To see him pick a corner of a goal and hit it with a shot is to imagine what it must have been like for engineers when building the Duomo in Florence. You look and say ...“how?” over and over.
To watch defenses fall apart trying to figure out how to stop him is like watching leaves being blown around a driveway: No sense of direction, no way to know when they will stop going in circles.
I bring up Messi because if reports are accurate, he may be free to sign with any team in the world, yes that includes Atlanta United, in a very short window because he is within six months of the end of his contract with Barcelona. That means he can sign a pre-contract with any club he wishes with no buyout or transfer fee that must be paid to the Catalan giants to acquire him.
Messi has been quoted as saying that he dreams of playing in the U.S. one day.
I’m sure that the millions of soccer supporters in the U.S. have dreamed of seeing Messi play here for an MLS team.

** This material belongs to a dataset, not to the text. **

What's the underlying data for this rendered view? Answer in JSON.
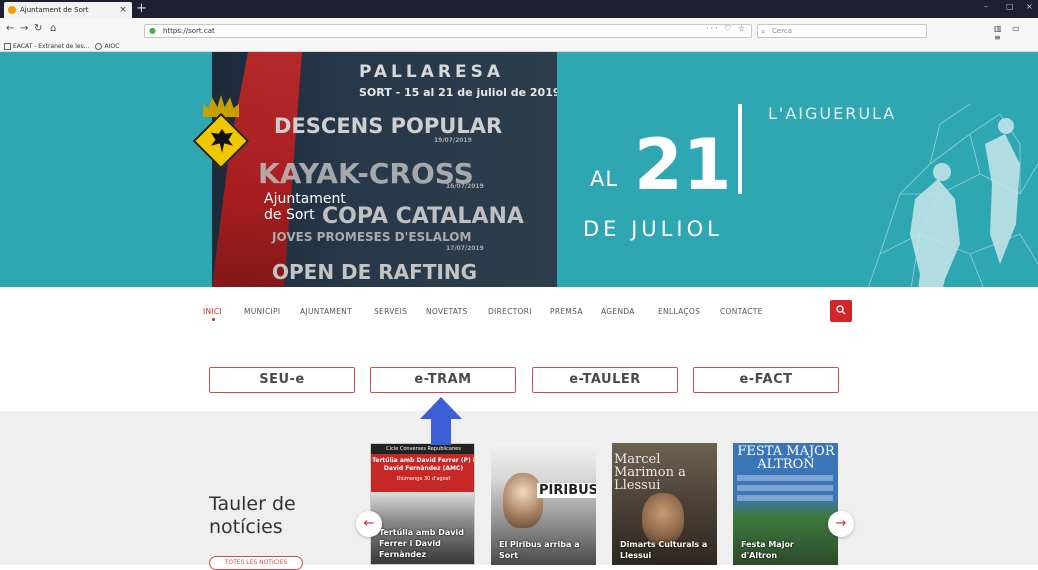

Let’s say he wants to shoulder feint the other teams with enough money that could pay for him such as Manchester City and ... well, I’m sure there are others.
Let’s say MLS is his preferred destination.
It’s pointless to try to figure out which team he would play for.
The typical factors of commercial possibilities and lifestyle simply don’t apply to someone who is known by most people in the world and has made enough in salary and endorsements to make himself as comfortable as possible wherever he happens to be.
It does seem that there are only a few possibilities, based upon which owners could pay Messi’s salary, and have franchises with large fanbases and stadiums that Messi is used to playing in front of, and have shown a commitment to consistent success. Those are Seattle and Atlanta United, with New England, Chicago and Charlotte thrown into the mix because those teams play in NFL stadiums. It’s going to take a lot of ticket sales and jersey purchases to pay Messi’s likely salary. Sold out 20,000-seat stadiums probably won’t cut it. That’s not a knock on other teams and their ownership and fanbases. Messi could sign with LAFC, or Inter Miami, or Portland or Sporting KC. Those are fantastic franchises with passionate fan bases. Who knows?
Much like when the league signed David Beckham, and promised him ownership in an expansion franchise, it may take something similar from the league to secure Messi.
Until it happens, if it happens, it’s fun to dream.
And please continue watching Messi.
He’s a once-in-generation talent.
About the Author
Doug Roberson covers the Atlanta United and Major League Soccer.